Middleborough, Mass., is like many small American towns with its white picket fences, kids playing in the park — and swearing, which as of this week comes with a $20 fine.
The town has too much swearing, according to 63-year-old Mimi Duphily, a Middleborough resident and member of the town’s Downtown Business Coalition, and she decided to do something about it.
“Kids were standing on the sidewalks, well, adults too, really, and yelling at someone like 100 feet down the block, using incredible profanity,” Duphily said. “It was gradually getting worse and worse.”
So Duphily brought up the issue to the Downtown Business Coalition and word eventually got around to Middleborough Police Chief Bruce Gates. On Monday night, residents voted 183-50 to approve the proposal impose a $20 fine on public profanity, The Associated Press reported.
And this isn’t the first time the issue has been brought up in Middleborough.
“We used to have a law against swearing but it wasn’t enforced because that meant it was criminal,” Duphily said. “But now, if you pay the ticket, then it’s done and over with.” That, she says, makes the law more enforceable.

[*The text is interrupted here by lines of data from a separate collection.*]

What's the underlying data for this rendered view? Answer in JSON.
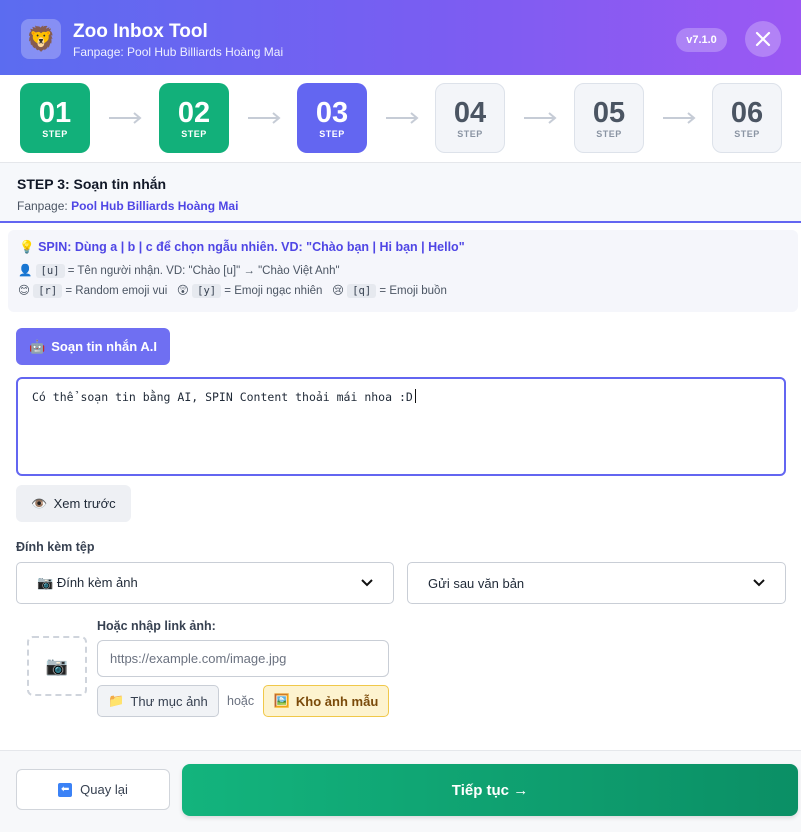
{
  "header": {
    "title": "Zoo Inbox Tool",
    "subtitle": "Fanpage: Pool Hub Billiards Hoàng Mai",
    "version": "v7.1.0",
    "logo_icon": "lion-face-icon",
    "close_icon": "close-icon"
  },
  "steps": [
    {
      "num": "01",
      "label": "STEP",
      "state": "done"
    },
    {
      "num": "02",
      "label": "STEP",
      "state": "done"
    },
    {
      "num": "03",
      "label": "STEP",
      "state": "active"
    },
    {
      "num": "04",
      "label": "STEP",
      "state": "todo"
    },
    {
      "num": "05",
      "label": "STEP",
      "state": "todo"
    },
    {
      "num": "06",
      "label": "STEP",
      "state": "todo"
    }
  ],
  "section": {
    "title": "STEP 3: Soạn tin nhắn",
    "fanpage_prefix": "Fanpage:",
    "fanpage_name": "Pool Hub Billiards Hoàng Mai"
  },
  "spin_help": {
    "line1": "SPIN: Dùng a | b | c để chọn ngẫu nhiên. VD: \"Chào bạn | Hi bạn | Hello\"",
    "u_code": "[u]",
    "u_text": "= Tên người nhận. VD: \"Chào [u]\" → \"Chào Việt Anh\"",
    "r_code": "[r]",
    "r_text": "= Random emoji vui",
    "y_code": "[y]",
    "y_text": "= Emoji ngạc nhiên",
    "q_code": "[q]",
    "q_text": "= Emoji buồn"
  },
  "compose": {
    "ai_button": "Soạn tin nhắn A.I",
    "message": "Có thể soạn tin bằng AI, SPIN Content thoải mái nhoa :D",
    "preview_button": "Xem trước"
  },
  "attachment": {
    "label": "Đính kèm tệp",
    "type_selected": "Đính kèm ảnh",
    "order_selected": "Gửi sau văn bản",
    "link_label": "Hoặc nhập link ảnh:",
    "link_placeholder": "https://example.com/image.jpg",
    "folder_button": "Thư mục ảnh",
    "or_text": "hoặc",
    "gallery_button": "Kho ảnh mẫu"
  },
  "footer": {
    "back_button": "Quay lại",
    "next_button": "Tiếp tục →"
  },
  "colors": {
    "accent": "#6366f1",
    "success": "#12b07a"
  }
}
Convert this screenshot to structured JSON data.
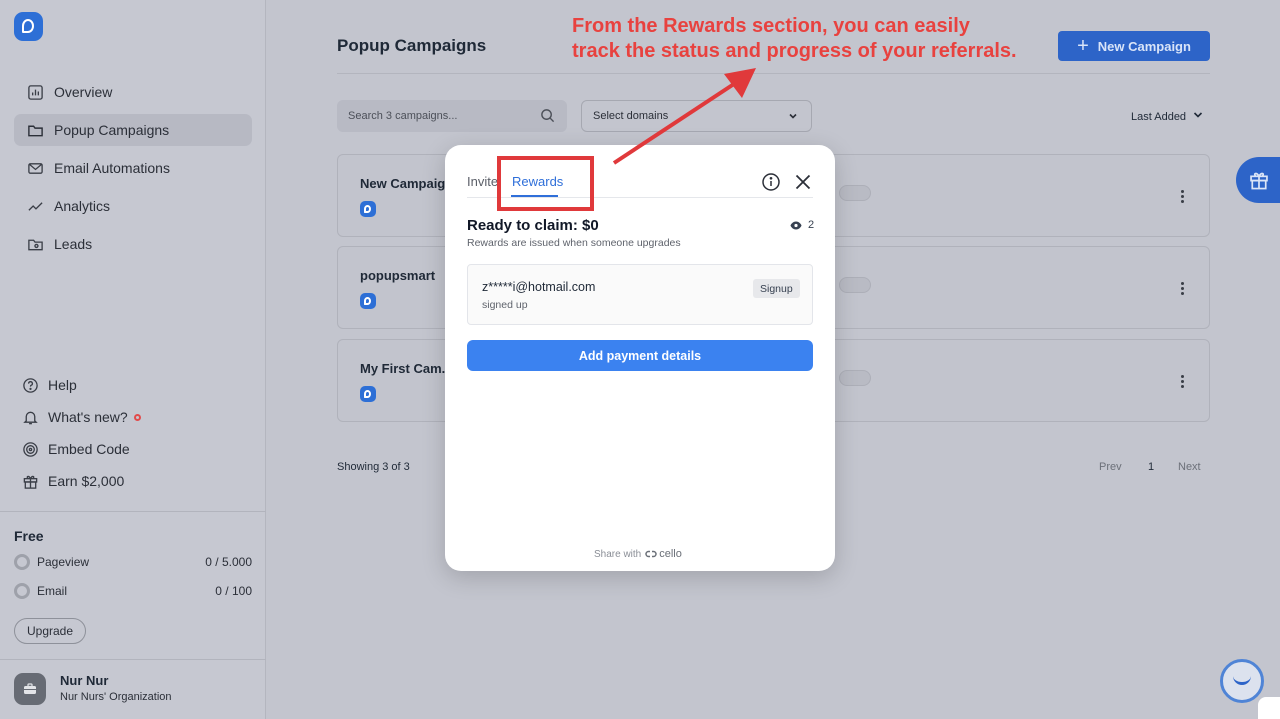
{
  "sidebar": {
    "nav": [
      {
        "label": "Overview",
        "icon": "overview-icon"
      },
      {
        "label": "Popup Campaigns",
        "icon": "folder-icon",
        "active": true
      },
      {
        "label": "Email Automations",
        "icon": "mail-icon"
      },
      {
        "label": "Analytics",
        "icon": "analytics-icon"
      },
      {
        "label": "Leads",
        "icon": "leads-icon"
      }
    ],
    "utility": [
      {
        "label": "Help",
        "icon": "help-icon"
      },
      {
        "label": "What's new?",
        "icon": "bell-icon"
      },
      {
        "label": "Embed Code",
        "icon": "embed-icon"
      },
      {
        "label": "Earn $2,000",
        "icon": "gift-icon"
      }
    ],
    "plan": {
      "name": "Free",
      "usage": [
        {
          "label": "Pageview",
          "value": "0 / 5.000"
        },
        {
          "label": "Email",
          "value": "0 / 100"
        }
      ],
      "upgrade_label": "Upgrade"
    },
    "user": {
      "name": "Nur Nur",
      "org": "Nur Nurs' Organization"
    }
  },
  "main": {
    "title": "Popup Campaigns",
    "new_button_label": "New Campaign",
    "search_placeholder": "Search 3 campaigns...",
    "domain_select_label": "Select domains",
    "sort_label": "Last Added",
    "campaigns": [
      {
        "name": "New Campaign"
      },
      {
        "name": "popupsmart"
      },
      {
        "name": "My First Cam..."
      }
    ],
    "showing": "Showing 3 of 3",
    "pagination": {
      "prev": "Prev",
      "page": "1",
      "next": "Next"
    }
  },
  "modal": {
    "tabs": [
      "Invite",
      "Rewards"
    ],
    "active_tab": "Rewards",
    "claim_title": "Ready to claim: $0",
    "claim_subtitle": "Rewards are issued when someone upgrades",
    "views_count": "2",
    "referral": {
      "email": "z*****i@hotmail.com",
      "status": "signed up",
      "badge": "Signup"
    },
    "pay_button_label": "Add payment details",
    "footer_text": "Share with",
    "footer_brand": "cello"
  },
  "annotation": {
    "line1": "From the Rewards section, you can easily",
    "line2": "track the status and progress of your referrals.",
    "color": "#e8423f"
  },
  "colors": {
    "accent": "#2d64c8",
    "modal_button": "#3b82f0",
    "tab_active": "#2f6fd9"
  }
}
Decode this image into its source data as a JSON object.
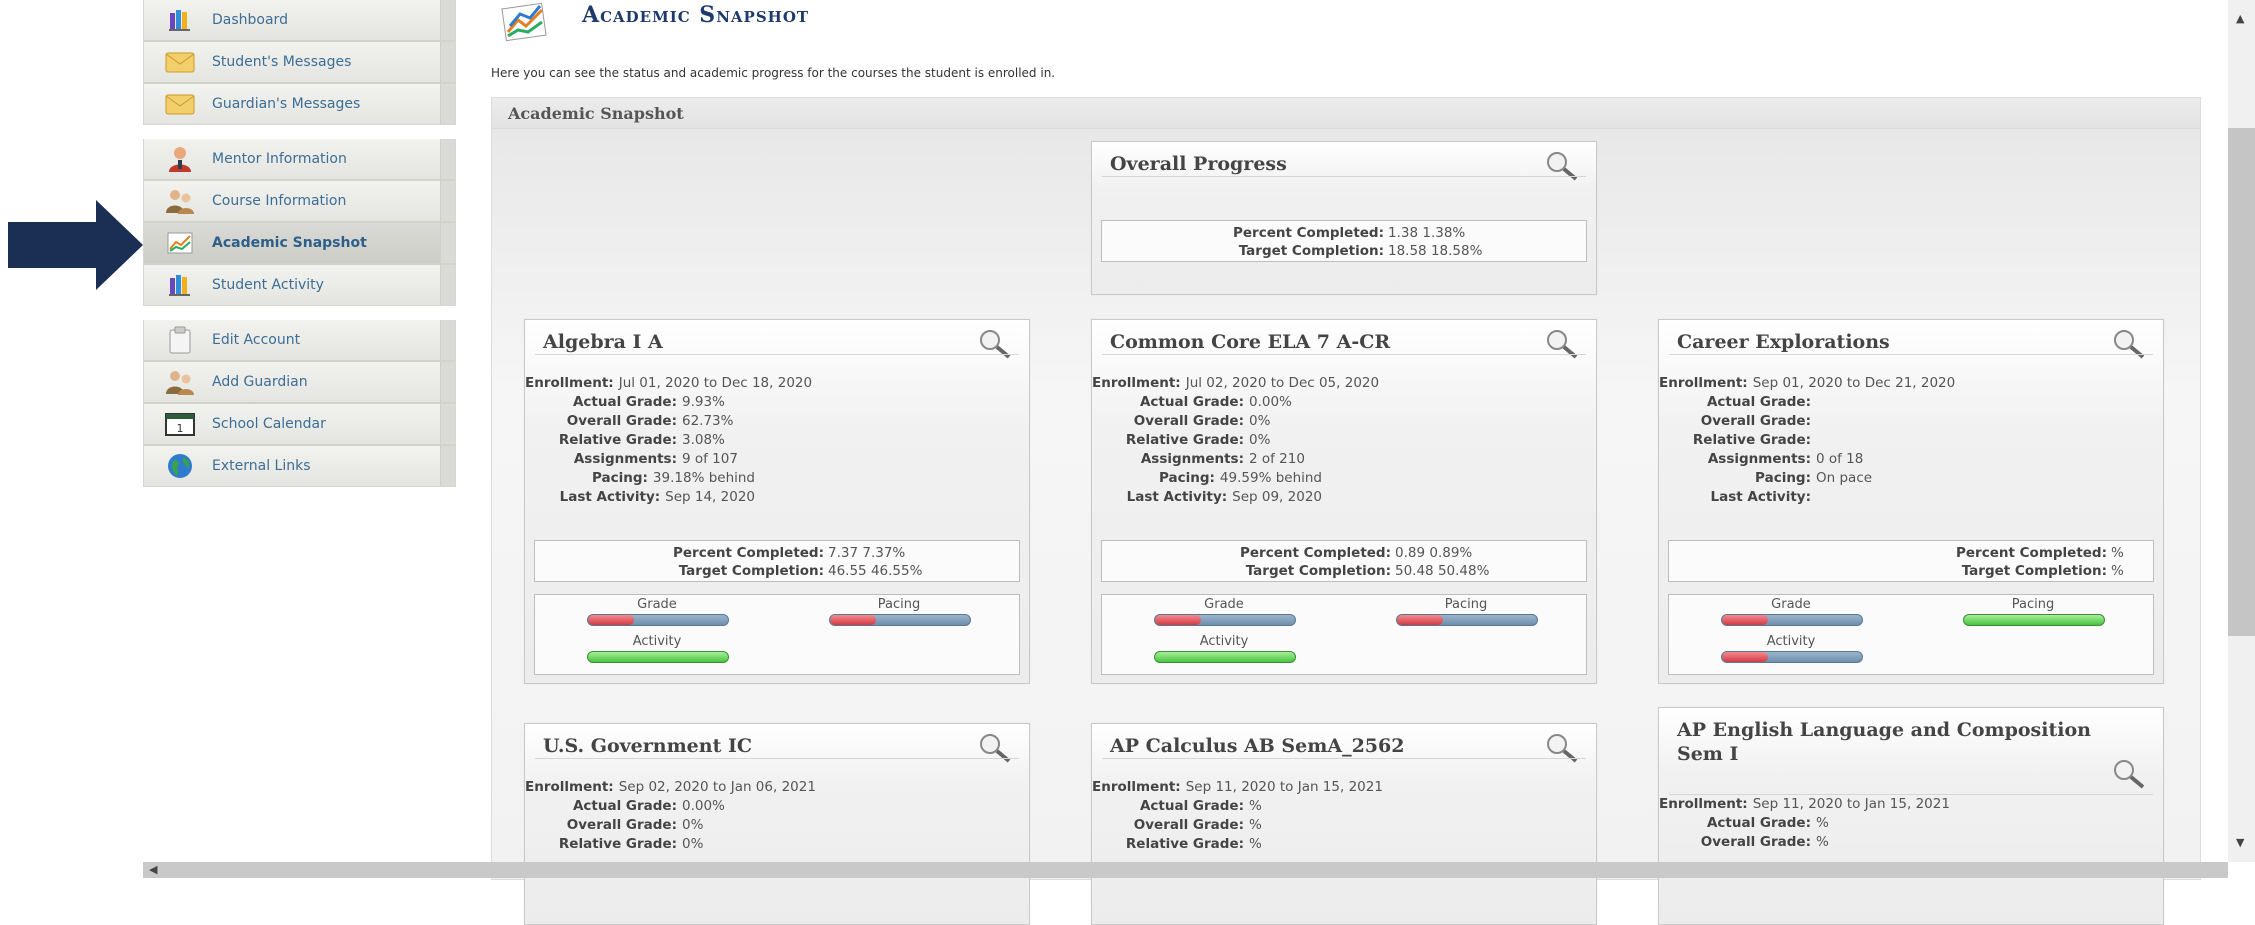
{
  "sidebar": {
    "groups": [
      [
        {
          "label": "Dashboard",
          "icon": "books-icon"
        },
        {
          "label": "Student's Messages",
          "icon": "envelope-icon"
        },
        {
          "label": "Guardian's Messages",
          "icon": "envelope-icon"
        }
      ],
      [
        {
          "label": "Mentor Information",
          "icon": "mentor-icon"
        },
        {
          "label": "Course Information",
          "icon": "people-icon"
        },
        {
          "label": "Academic Snapshot",
          "icon": "chart-icon",
          "active": true
        },
        {
          "label": "Student Activity",
          "icon": "books-icon"
        }
      ],
      [
        {
          "label": "Edit Account",
          "icon": "clipboard-icon"
        },
        {
          "label": "Add Guardian",
          "icon": "people-icon"
        },
        {
          "label": "School Calendar",
          "icon": "calendar-icon"
        },
        {
          "label": "External Links",
          "icon": "globe-icon"
        }
      ]
    ]
  },
  "header": {
    "title": "Academic Snapshot",
    "intro": "Here you can see the status and academic progress for the courses the student is enrolled in."
  },
  "panel": {
    "title": "Academic Snapshot"
  },
  "overall": {
    "title": "Overall Progress",
    "percent_label": "Percent Completed:",
    "percent_value": "1.38  1.38%",
    "target_label": "Target Completion:",
    "target_value": "18.58  18.58%"
  },
  "labels": {
    "enrollment": "Enrollment:",
    "actual": "Actual Grade:",
    "overall": "Overall Grade:",
    "relative": "Relative Grade:",
    "assignments": "Assignments:",
    "pacing": "Pacing:",
    "last": "Last Activity:",
    "percent": "Percent Completed:",
    "target": "Target Completion:",
    "meter_grade": "Grade",
    "meter_pacing": "Pacing",
    "meter_activity": "Activity"
  },
  "courses": [
    {
      "title": "Algebra I A",
      "enrollment": "Jul 01, 2020 to Dec 18, 2020",
      "actual": "9.93%",
      "overall": "62.73%",
      "relative": "3.08%",
      "assignments": "9 of 107",
      "pacing": "39.18% behind",
      "last": "Sep 14, 2020",
      "percent": "7.37  7.37%",
      "target": "46.55  46.55%",
      "grade_level": 0.33,
      "pacing_level": 0.33,
      "activity_level": 1.0,
      "grade_green": false,
      "pacing_green": false,
      "activity_green": true
    },
    {
      "title": "Common Core ELA 7 A-CR",
      "enrollment": "Jul 02, 2020 to Dec 05, 2020",
      "actual": "0.00%",
      "overall": "0%",
      "relative": "0%",
      "assignments": "2 of 210",
      "pacing": "49.59% behind",
      "last": "Sep 09, 2020",
      "percent": "0.89  0.89%",
      "target": "50.48  50.48%",
      "grade_level": 0.33,
      "pacing_level": 0.33,
      "activity_level": 1.0,
      "grade_green": false,
      "pacing_green": false,
      "activity_green": true
    },
    {
      "title": "Career Explorations",
      "enrollment": "Sep 01, 2020 to Dec 21, 2020",
      "actual": "",
      "overall": "",
      "relative": "",
      "assignments": "0 of 18",
      "pacing": "On pace",
      "last": "",
      "percent": " %",
      "target": " %",
      "grade_level": 0.33,
      "pacing_level": 1.0,
      "activity_level": 0.33,
      "grade_green": false,
      "pacing_green": true,
      "activity_green": false
    },
    {
      "title": "U.S. Government IC",
      "enrollment": "Sep 02, 2020 to Jan 06, 2021",
      "actual": "0.00%",
      "overall": "0%",
      "relative": "0%"
    },
    {
      "title": "AP Calculus AB SemA_2562",
      "enrollment": "Sep 11, 2020 to Jan 15, 2021",
      "actual": "%",
      "overall": "%",
      "relative": "%"
    },
    {
      "title": "AP English Language and Composition Sem I",
      "enrollment": "Sep 11, 2020 to Jan 15, 2021",
      "actual": "%",
      "overall": "%"
    }
  ],
  "colors": {
    "title": "#1e3a6a",
    "link": "#3c6e96",
    "arrow": "#1b2f55",
    "bar_red": "#d23a43",
    "bar_blue": "#6f8fae",
    "bar_green": "#4ac440"
  }
}
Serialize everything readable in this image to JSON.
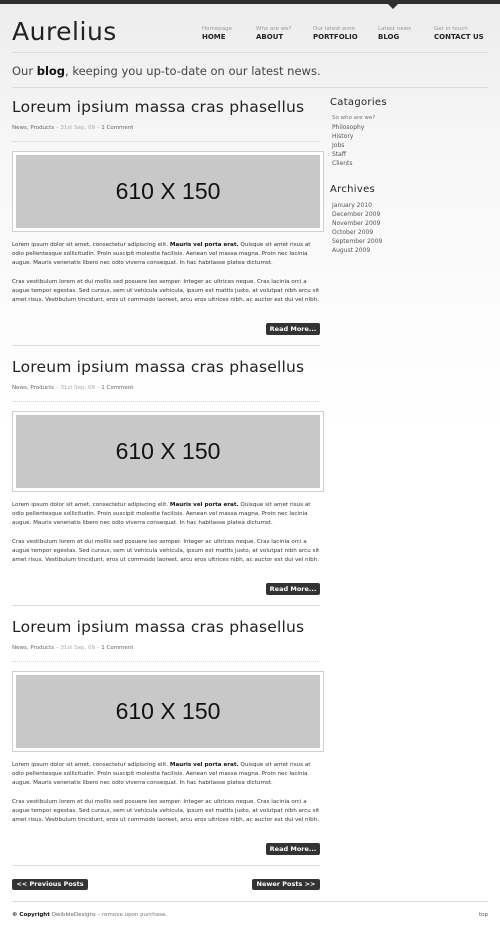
{
  "site": {
    "logo": "Aurelius"
  },
  "nav": [
    {
      "sub": "Homepage",
      "label": "HOME"
    },
    {
      "sub": "Who are we?",
      "label": "ABOUT"
    },
    {
      "sub": "Our latest work",
      "label": "PORTFOLIO"
    },
    {
      "sub": "Latest news",
      "label": "BLOG"
    },
    {
      "sub": "Get in touch",
      "label": "CONTACT US"
    }
  ],
  "tagline": {
    "pre": "Our ",
    "bold": "blog",
    "post": ", keeping you up-to-date on our latest news."
  },
  "posts": [
    {
      "title": "Loreum ipsium massa cras phasellus",
      "categories": "News, Products",
      "date": "31st Sep, 09",
      "comments": "1 Comment",
      "image_label": "610 X 150",
      "p1_a": "Lorem ipsum dolor sit amet, consectetur adipiscing elit. ",
      "p1_bold": "Mauris vel porta erat.",
      "p1_b": " Quisque sit amet risus at odio pellentesque sollicitudin. Proin suscipit molestie facilisis. Aenean vel massa magna. Proin nec lacinia augue. Mauris venenatis libero nec odio viverra consequat. In hac habitasse platea dictumst.",
      "p2": "Cras vestibulum lorem et dui mollis sed posuere leo semper. Integer ac ultrices neque. Cras lacinia orci a augue tempor egestas. Sed cursus, sem ut vehicula vehicula, ipsum est mattis justo, at volutpat nibh arcu sit amet risus. Vestibulum tincidunt, eros ut commodo laoreet, arcu eros ultrices nibh, ac auctor est dui vel nibh.",
      "read_more": "Read More..."
    },
    {
      "title": "Loreum ipsium massa cras phasellus",
      "categories": "News, Products",
      "date": "31st Sep, 09",
      "comments": "1 Comment",
      "image_label": "610 X 150",
      "p1_a": "Lorem ipsum dolor sit amet, consectetur adipiscing elit. ",
      "p1_bold": "Mauris vel porta erat.",
      "p1_b": " Quisque sit amet risus at odio pellentesque sollicitudin. Proin suscipit molestie facilisis. Aenean vel massa magna. Proin nec lacinia augue. Mauris venenatis libero nec odio viverra consequat. In hac habitasse platea dictumst.",
      "p2": "Cras vestibulum lorem et dui mollis sed posuere leo semper. Integer ac ultrices neque. Cras lacinia orci a augue tempor egestas. Sed cursus, sem ut vehicula vehicula, ipsum est mattis justo, at volutpat nibh arcu sit amet risus. Vestibulum tincidunt, eros ut commodo laoreet, arcu eros ultrices nibh, ac auctor est dui vel nibh.",
      "read_more": "Read More..."
    },
    {
      "title": "Loreum ipsium massa cras phasellus",
      "categories": "News, Products",
      "date": "31st Sep, 09",
      "comments": "1 Comment",
      "image_label": "610 X 150",
      "p1_a": "Lorem ipsum dolor sit amet, consectetur adipiscing elit. ",
      "p1_bold": "Mauris vel porta erat.",
      "p1_b": " Quisque sit amet risus at odio pellentesque sollicitudin. Proin suscipit molestie facilisis. Aenean vel massa magna. Proin nec lacinia augue. Mauris venenatis libero nec odio viverra consequat. In hac habitasse platea dictumst.",
      "p2": "Cras vestibulum lorem et dui mollis sed posuere leo semper. Integer ac ultrices neque. Cras lacinia orci a augue tempor egestas. Sed cursus, sem ut vehicula vehicula, ipsum est mattis justo, at volutpat nibh arcu sit amet risus. Vestibulum tincidunt, eros ut commodo laoreet, arcu eros ultrices nibh, ac auctor est dui vel nibh.",
      "read_more": "Read More..."
    }
  ],
  "sidebar": {
    "categories_title": "Catagories",
    "categories": [
      "So who are we?",
      "Philosophy",
      "History",
      "Jobs",
      "Staff",
      "Clients"
    ],
    "archives_title": "Archives",
    "archives": [
      "January 2010",
      "December 2009",
      "November 2009",
      "October 2009",
      "September 2009",
      "August 2009"
    ]
  },
  "pagination": {
    "prev": "<< Previous Posts",
    "next": "Newer Posts >>"
  },
  "footer": {
    "copyright": "© Copyright",
    "brand": "QwibbleDesigns",
    "rest": " – remove upon purchase.",
    "top": "top"
  }
}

Duphily said she has heard many negative reactions, but that the intention was never to infringe on anyone’s rights.
“We don’t want to do anything about your private conversations, that’s between you and whoever you talk to,” Duphily said. “It’s mainly for aggressive behavior or verbal assault of someone who’s a distance away from you. It’s really just about when it rises above what is acceptable behavior.”
Duphily said she and the Downtown Business Coalition began to complain about the use of profanity in Middleborough because it was affecting businesses in the area.
“It was so appalling that customers weren’t comfortable and businesses were suffering,” she said. “Older people and parents with kids wouldn’t even walk by anymore because it was so uncomfortable.”
And despite the negative reaction from some, Duphily says people in other states are curious about the new proposition.
“I’m getting emails from people saying, ‘Let us know how it goes,’” she said. “People all over — from Virginia, to out West, all the way to California.”